Exercise objective> Please return the records below exactly as they stand, with the pictures removed.

Information supplied>
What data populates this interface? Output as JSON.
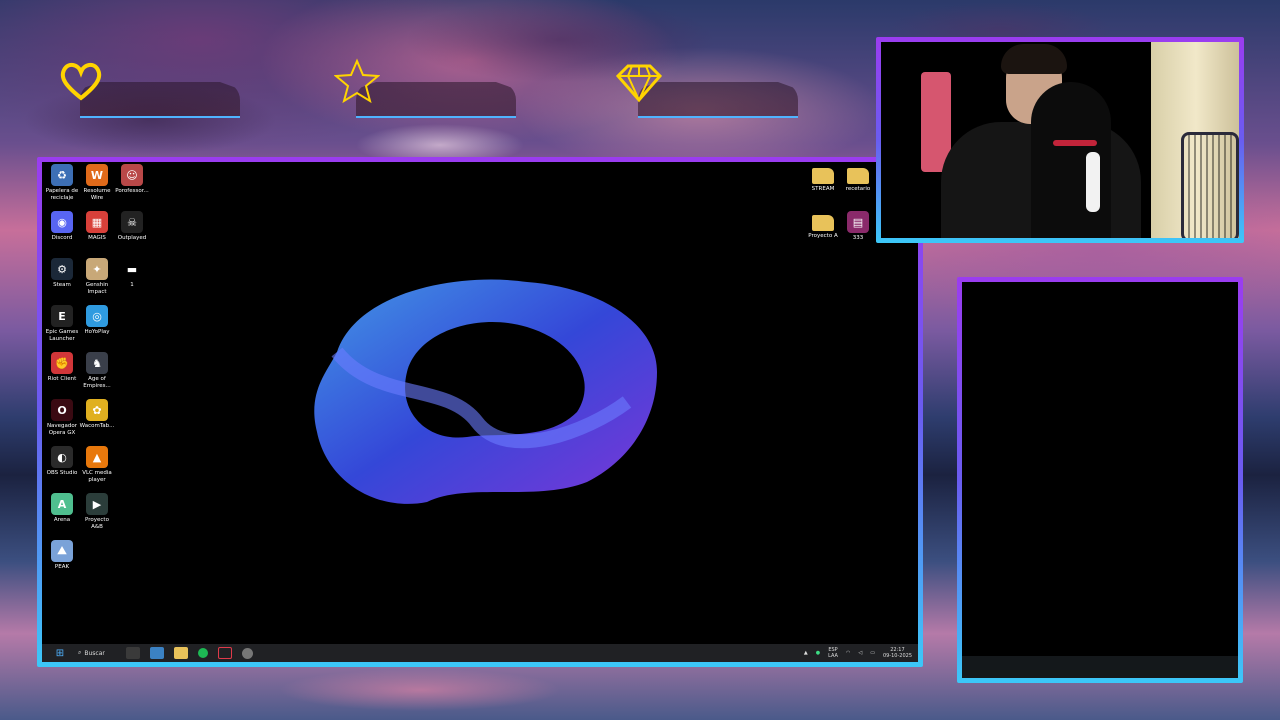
{
  "overlay": {
    "stats": [
      {
        "icon": "heart-icon",
        "label": "",
        "color": "#ffd400"
      },
      {
        "icon": "star-icon",
        "label": "",
        "color": "#ffd400"
      },
      {
        "icon": "diamond-icon",
        "label": "",
        "color": "#ffd400"
      }
    ],
    "accent_top": "#9b3cf0",
    "accent_bottom": "#3cc8f8"
  },
  "desktop": {
    "left_icons": [
      {
        "label": "Papelera de reciclaje",
        "icon": "recycle-bin-icon",
        "color": "#3d6fb5",
        "glyph": "♻"
      },
      {
        "label": "Resolume Wire",
        "icon": "resolume-wire-icon",
        "color": "#e06a1a",
        "glyph": "W"
      },
      {
        "label": "Porofessor...",
        "icon": "porofessor-icon",
        "color": "#b94848",
        "glyph": "☺"
      },
      {
        "label": "Discord",
        "icon": "discord-icon",
        "color": "#5865f2",
        "glyph": "◉"
      },
      {
        "label": "MAGIS",
        "icon": "magis-icon",
        "color": "#d8403a",
        "glyph": "▦"
      },
      {
        "label": "Outplayed",
        "icon": "outplayed-icon",
        "color": "#222",
        "glyph": "☠"
      },
      {
        "label": "Steam",
        "icon": "steam-icon",
        "color": "#1b2838",
        "glyph": "⚙"
      },
      {
        "label": "Genshin Impact",
        "icon": "genshin-icon",
        "color": "#c8a878",
        "glyph": "✦"
      },
      {
        "label": "1",
        "icon": "file-icon",
        "color": "#000",
        "glyph": "▬"
      },
      {
        "label": "Epic Games Launcher",
        "icon": "epic-games-icon",
        "color": "#222",
        "glyph": "E"
      },
      {
        "label": "HoYoPlay",
        "icon": "hoyoplay-icon",
        "color": "#2f9be0",
        "glyph": "◎"
      },
      {
        "label": "Riot Client",
        "icon": "riot-client-icon",
        "color": "#d13639",
        "glyph": "✊"
      },
      {
        "label": "Age of Empires...",
        "icon": "age-of-empires-icon",
        "color": "#3a3f4a",
        "glyph": "♞"
      },
      {
        "label": "Navegador Opera GX",
        "icon": "opera-gx-icon",
        "color": "#3a0a12",
        "glyph": "O"
      },
      {
        "label": "WacomTab...",
        "icon": "wacom-icon",
        "color": "#e0b020",
        "glyph": "✿"
      },
      {
        "label": "OBS Studio",
        "icon": "obs-icon",
        "color": "#2a2a2a",
        "glyph": "◐"
      },
      {
        "label": "VLC media player",
        "icon": "vlc-icon",
        "color": "#e8780c",
        "glyph": "▲"
      },
      {
        "label": "Arena",
        "icon": "arena-icon",
        "color": "#4fbf8f",
        "glyph": "A"
      },
      {
        "label": "Proyecto A&B",
        "icon": "file-icon",
        "color": "#2b3d3a",
        "glyph": "▶"
      },
      {
        "label": "PEAK",
        "icon": "peak-icon",
        "color": "#7aa2d8",
        "glyph": "⛰"
      }
    ],
    "right_icons": [
      {
        "label": "STREAM",
        "icon": "folder-icon",
        "color": "#e8c25a",
        "glyph": ""
      },
      {
        "label": "recetario",
        "icon": "folder-icon",
        "color": "#e8c25a",
        "glyph": ""
      },
      {
        "label": "Proyecto A",
        "icon": "folder-icon",
        "color": "#e8c25a",
        "glyph": ""
      },
      {
        "label": "333",
        "icon": "winrar-icon",
        "color": "#8a2a6a",
        "glyph": "▤"
      }
    ],
    "taskbar": {
      "search_label": "Buscar",
      "lang_top": "ESP",
      "lang_bottom": "LAA",
      "time": "22:17",
      "date": "09-10-2025"
    }
  }
}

Task response>
What data populates this interface? Output as JSON.
{
  "overlay": {
    "stats": [
      {
        "icon": "heart-icon",
        "label": "",
        "color": "#ffd400"
      },
      {
        "icon": "star-icon",
        "label": "",
        "color": "#ffd400"
      },
      {
        "icon": "diamond-icon",
        "label": "",
        "color": "#ffd400"
      }
    ],
    "accent_top": "#9b3cf0",
    "accent_bottom": "#3cc8f8"
  },
  "desktop": {
    "left_icons": [
      {
        "label": "Papelera de reciclaje",
        "icon": "recycle-bin-icon",
        "color": "#3d6fb5",
        "glyph": "♻"
      },
      {
        "label": "Resolume Wire",
        "icon": "resolume-wire-icon",
        "color": "#e06a1a",
        "glyph": "W"
      },
      {
        "label": "Porofessor...",
        "icon": "porofessor-icon",
        "color": "#b94848",
        "glyph": "☺"
      },
      {
        "label": "Discord",
        "icon": "discord-icon",
        "color": "#5865f2",
        "glyph": "◉"
      },
      {
        "label": "MAGIS",
        "icon": "magis-icon",
        "color": "#d8403a",
        "glyph": "▦"
      },
      {
        "label": "Outplayed",
        "icon": "outplayed-icon",
        "color": "#222",
        "glyph": "☠"
      },
      {
        "label": "Steam",
        "icon": "steam-icon",
        "color": "#1b2838",
        "glyph": "⚙"
      },
      {
        "label": "Genshin Impact",
        "icon": "genshin-icon",
        "color": "#c8a878",
        "glyph": "✦"
      },
      {
        "label": "1",
        "icon": "file-icon",
        "color": "#000",
        "glyph": "▬"
      },
      {
        "label": "Epic Games Launcher",
        "icon": "epic-games-icon",
        "color": "#222",
        "glyph": "E"
      },
      {
        "label": "HoYoPlay",
        "icon": "hoyoplay-icon",
        "color": "#2f9be0",
        "glyph": "◎"
      },
      {
        "label": "Riot Client",
        "icon": "riot-client-icon",
        "color": "#d13639",
        "glyph": "✊"
      },
      {
        "label": "Age of Empires...",
        "icon": "age-of-empires-icon",
        "color": "#3a3f4a",
        "glyph": "♞"
      },
      {
        "label": "Navegador Opera GX",
        "icon": "opera-gx-icon",
        "color": "#3a0a12",
        "glyph": "O"
      },
      {
        "label": "WacomTab...",
        "icon": "wacom-icon",
        "color": "#e0b020",
        "glyph": "✿"
      },
      {
        "label": "OBS Studio",
        "icon": "obs-icon",
        "color": "#2a2a2a",
        "glyph": "◐"
      },
      {
        "label": "VLC media player",
        "icon": "vlc-icon",
        "color": "#e8780c",
        "glyph": "▲"
      },
      {
        "label": "Arena",
        "icon": "arena-icon",
        "color": "#4fbf8f",
        "glyph": "A"
      },
      {
        "label": "Proyecto A&B",
        "icon": "file-icon",
        "color": "#2b3d3a",
        "glyph": "▶"
      },
      {
        "label": "PEAK",
        "icon": "peak-icon",
        "color": "#7aa2d8",
        "glyph": "⛰"
      }
    ],
    "right_icons": [
      {
        "label": "STREAM",
        "icon": "folder-icon",
        "color": "#e8c25a",
        "glyph": ""
      },
      {
        "label": "recetario",
        "icon": "folder-icon",
        "color": "#e8c25a",
        "glyph": ""
      },
      {
        "label": "Proyecto A",
        "icon": "folder-icon",
        "color": "#e8c25a",
        "glyph": ""
      },
      {
        "label": "333",
        "icon": "winrar-icon",
        "color": "#8a2a6a",
        "glyph": "▤"
      }
    ],
    "taskbar": {
      "search_label": "Buscar",
      "lang_top": "ESP",
      "lang_bottom": "LAA",
      "time": "22:17",
      "date": "09-10-2025"
    }
  }
}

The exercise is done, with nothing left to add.